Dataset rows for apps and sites
━━━

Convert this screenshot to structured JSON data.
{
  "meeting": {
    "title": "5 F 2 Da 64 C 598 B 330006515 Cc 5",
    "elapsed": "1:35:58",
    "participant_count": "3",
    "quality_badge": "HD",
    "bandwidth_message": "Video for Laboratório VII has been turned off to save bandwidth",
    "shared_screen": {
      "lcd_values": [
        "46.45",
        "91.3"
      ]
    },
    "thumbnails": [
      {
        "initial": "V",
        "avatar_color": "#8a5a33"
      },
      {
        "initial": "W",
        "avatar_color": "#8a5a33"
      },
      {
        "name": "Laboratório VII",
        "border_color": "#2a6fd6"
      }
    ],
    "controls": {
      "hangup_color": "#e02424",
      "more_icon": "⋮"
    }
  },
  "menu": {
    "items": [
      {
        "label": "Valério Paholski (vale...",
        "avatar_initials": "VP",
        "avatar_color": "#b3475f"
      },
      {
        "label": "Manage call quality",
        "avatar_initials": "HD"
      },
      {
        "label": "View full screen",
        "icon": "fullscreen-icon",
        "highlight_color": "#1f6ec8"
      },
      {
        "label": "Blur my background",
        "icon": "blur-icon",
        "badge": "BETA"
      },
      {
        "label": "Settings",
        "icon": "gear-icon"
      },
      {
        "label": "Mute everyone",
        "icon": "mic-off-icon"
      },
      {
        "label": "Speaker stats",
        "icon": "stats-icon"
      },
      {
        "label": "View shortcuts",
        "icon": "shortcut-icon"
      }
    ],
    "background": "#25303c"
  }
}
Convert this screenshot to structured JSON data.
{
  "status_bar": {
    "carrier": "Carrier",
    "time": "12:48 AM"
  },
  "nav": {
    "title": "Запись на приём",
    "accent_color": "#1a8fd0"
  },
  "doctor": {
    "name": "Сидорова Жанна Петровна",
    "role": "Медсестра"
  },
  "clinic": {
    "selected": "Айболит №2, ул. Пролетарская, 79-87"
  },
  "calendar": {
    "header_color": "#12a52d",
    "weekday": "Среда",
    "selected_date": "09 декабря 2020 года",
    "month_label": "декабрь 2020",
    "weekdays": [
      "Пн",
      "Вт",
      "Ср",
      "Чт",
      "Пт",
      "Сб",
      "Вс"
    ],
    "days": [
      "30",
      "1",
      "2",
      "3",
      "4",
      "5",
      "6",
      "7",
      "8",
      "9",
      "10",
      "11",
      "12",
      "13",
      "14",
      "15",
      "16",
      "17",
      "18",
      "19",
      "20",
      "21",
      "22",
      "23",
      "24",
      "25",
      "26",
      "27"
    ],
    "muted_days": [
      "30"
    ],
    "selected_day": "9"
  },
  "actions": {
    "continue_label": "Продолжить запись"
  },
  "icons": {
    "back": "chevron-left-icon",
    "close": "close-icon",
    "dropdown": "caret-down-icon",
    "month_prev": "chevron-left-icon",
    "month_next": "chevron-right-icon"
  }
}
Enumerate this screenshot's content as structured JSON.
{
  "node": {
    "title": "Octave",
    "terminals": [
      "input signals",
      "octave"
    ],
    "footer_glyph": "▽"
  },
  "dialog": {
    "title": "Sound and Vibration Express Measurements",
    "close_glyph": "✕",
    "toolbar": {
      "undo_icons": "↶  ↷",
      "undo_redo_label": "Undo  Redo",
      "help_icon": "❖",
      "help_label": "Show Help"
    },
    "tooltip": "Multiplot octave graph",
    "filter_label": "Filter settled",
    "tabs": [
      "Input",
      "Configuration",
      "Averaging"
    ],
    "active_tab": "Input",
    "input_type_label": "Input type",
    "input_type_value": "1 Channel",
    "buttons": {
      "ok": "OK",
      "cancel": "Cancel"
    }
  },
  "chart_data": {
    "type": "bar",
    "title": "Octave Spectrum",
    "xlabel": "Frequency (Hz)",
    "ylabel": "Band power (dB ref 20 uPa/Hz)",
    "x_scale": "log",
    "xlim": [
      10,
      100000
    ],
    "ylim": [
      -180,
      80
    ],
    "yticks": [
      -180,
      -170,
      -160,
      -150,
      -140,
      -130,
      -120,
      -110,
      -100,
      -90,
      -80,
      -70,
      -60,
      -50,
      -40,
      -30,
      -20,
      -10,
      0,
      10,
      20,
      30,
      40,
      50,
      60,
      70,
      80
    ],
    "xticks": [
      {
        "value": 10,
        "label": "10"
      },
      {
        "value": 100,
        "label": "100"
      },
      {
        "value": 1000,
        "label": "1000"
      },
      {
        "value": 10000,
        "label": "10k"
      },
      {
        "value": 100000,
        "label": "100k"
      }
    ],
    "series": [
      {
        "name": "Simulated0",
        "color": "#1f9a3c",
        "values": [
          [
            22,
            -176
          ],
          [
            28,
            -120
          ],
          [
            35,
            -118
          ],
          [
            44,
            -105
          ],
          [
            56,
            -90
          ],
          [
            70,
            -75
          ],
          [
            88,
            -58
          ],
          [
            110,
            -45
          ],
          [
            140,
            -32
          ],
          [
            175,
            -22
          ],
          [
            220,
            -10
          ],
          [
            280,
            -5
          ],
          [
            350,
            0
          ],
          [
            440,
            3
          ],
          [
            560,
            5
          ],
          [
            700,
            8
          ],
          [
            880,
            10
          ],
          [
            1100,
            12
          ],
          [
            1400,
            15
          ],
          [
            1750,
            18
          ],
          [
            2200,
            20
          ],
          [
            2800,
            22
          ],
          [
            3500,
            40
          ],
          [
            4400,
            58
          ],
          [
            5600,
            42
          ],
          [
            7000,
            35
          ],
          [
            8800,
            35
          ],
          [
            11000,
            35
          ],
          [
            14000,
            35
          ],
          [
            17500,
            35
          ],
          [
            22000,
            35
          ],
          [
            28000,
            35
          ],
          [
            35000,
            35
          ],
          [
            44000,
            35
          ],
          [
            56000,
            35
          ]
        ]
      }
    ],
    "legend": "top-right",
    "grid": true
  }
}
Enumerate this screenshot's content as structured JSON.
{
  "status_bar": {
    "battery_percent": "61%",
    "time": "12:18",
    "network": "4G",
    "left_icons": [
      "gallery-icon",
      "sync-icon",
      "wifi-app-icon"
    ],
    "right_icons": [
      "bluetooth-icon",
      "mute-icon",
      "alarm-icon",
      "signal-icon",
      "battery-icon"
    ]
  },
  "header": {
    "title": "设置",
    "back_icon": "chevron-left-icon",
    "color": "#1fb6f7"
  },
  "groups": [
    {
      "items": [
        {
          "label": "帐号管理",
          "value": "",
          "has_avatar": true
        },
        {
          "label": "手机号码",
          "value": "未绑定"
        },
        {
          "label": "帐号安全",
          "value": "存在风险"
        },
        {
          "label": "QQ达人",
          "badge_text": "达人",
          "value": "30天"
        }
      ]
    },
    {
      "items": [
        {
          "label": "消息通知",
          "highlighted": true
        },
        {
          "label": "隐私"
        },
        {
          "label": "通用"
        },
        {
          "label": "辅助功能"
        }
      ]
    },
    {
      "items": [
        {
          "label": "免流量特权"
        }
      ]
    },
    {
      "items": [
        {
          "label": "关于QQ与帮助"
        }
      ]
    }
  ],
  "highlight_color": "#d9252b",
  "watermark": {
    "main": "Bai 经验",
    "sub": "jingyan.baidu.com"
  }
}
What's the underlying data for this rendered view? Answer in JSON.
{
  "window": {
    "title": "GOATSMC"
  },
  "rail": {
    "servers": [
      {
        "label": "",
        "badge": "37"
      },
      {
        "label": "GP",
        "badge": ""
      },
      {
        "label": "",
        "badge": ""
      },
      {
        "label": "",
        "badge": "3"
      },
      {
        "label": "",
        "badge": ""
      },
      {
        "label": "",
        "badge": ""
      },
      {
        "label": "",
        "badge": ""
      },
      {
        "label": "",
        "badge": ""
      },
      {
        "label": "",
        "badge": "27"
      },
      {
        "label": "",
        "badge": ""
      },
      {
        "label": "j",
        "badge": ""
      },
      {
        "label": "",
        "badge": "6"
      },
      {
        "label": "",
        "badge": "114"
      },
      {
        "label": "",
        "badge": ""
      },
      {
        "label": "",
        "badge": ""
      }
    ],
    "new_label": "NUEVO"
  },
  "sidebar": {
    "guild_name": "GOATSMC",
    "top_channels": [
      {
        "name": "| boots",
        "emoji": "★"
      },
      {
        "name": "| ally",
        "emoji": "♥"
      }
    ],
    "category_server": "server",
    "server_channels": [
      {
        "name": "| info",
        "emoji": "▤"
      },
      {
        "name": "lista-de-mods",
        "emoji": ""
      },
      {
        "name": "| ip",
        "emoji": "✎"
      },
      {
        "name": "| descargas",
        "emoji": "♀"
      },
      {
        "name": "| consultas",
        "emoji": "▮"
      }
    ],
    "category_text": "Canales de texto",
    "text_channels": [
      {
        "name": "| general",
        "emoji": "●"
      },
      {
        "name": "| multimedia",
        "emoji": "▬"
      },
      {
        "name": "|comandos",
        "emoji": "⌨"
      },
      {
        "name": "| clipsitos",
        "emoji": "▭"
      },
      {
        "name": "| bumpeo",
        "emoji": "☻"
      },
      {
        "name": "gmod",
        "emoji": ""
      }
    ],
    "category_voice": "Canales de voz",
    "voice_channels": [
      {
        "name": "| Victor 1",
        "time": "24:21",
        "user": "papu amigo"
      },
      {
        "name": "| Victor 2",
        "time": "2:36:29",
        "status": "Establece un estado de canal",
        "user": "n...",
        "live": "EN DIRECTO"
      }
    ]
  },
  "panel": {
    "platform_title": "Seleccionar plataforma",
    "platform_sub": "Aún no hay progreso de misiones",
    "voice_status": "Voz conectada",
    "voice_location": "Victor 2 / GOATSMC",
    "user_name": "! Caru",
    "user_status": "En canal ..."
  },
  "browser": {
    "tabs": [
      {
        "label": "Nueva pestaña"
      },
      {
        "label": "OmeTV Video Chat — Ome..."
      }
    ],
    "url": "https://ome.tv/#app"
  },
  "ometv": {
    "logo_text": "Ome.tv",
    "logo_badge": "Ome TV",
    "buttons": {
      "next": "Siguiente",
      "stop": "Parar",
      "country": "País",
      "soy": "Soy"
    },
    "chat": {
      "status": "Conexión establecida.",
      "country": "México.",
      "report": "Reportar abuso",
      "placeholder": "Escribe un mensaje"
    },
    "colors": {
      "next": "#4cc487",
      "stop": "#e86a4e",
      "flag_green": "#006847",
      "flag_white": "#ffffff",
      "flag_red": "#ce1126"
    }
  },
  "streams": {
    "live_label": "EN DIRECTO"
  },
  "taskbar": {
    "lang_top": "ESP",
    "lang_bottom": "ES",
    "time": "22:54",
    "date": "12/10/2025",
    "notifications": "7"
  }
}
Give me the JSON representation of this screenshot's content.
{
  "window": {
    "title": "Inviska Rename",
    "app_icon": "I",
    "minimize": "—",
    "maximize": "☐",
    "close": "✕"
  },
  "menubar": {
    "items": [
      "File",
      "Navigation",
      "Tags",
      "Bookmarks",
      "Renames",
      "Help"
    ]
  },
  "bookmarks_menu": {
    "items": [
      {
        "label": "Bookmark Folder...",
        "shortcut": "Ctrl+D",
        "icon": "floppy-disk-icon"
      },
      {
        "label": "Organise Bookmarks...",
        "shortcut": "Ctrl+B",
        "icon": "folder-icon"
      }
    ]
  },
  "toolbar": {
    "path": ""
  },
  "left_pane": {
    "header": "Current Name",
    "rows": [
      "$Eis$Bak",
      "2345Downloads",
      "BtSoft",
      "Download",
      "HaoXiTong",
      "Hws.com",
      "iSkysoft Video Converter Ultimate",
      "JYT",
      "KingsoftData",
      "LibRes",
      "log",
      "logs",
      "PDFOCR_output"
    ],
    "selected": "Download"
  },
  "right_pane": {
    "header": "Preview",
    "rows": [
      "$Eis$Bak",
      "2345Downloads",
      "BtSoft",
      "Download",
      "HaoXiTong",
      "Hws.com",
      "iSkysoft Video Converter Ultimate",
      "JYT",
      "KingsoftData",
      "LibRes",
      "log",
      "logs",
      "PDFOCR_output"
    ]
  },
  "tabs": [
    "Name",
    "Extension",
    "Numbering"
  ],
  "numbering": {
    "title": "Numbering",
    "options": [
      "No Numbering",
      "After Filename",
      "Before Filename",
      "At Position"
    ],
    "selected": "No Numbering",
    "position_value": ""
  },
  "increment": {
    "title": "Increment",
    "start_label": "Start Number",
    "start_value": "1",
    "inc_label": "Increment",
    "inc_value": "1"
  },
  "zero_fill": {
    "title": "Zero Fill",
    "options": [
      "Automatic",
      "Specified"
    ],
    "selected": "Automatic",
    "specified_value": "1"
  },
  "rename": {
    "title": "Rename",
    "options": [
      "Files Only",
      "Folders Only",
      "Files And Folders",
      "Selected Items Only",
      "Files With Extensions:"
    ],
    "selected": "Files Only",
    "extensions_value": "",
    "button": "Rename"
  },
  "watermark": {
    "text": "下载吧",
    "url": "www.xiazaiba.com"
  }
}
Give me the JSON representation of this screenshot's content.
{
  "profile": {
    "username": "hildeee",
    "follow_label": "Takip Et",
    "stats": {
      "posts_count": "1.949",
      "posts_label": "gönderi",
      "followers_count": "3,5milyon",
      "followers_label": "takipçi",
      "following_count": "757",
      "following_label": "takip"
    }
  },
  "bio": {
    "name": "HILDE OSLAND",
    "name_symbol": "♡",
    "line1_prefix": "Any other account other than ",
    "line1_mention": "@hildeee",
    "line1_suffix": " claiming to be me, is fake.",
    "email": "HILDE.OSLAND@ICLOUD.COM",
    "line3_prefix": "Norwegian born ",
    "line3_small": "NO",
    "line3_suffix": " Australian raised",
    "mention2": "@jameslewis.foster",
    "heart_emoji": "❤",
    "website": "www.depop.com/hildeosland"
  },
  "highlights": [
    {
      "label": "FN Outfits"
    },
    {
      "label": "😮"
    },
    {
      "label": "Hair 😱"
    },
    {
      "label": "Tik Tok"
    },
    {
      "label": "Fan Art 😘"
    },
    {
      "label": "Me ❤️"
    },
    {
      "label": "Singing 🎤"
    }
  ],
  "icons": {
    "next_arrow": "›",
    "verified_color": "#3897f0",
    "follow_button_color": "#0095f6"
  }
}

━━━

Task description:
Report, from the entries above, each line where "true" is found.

Worked solution:
    "grid": true
          "has_avatar": true
          "highlighted": true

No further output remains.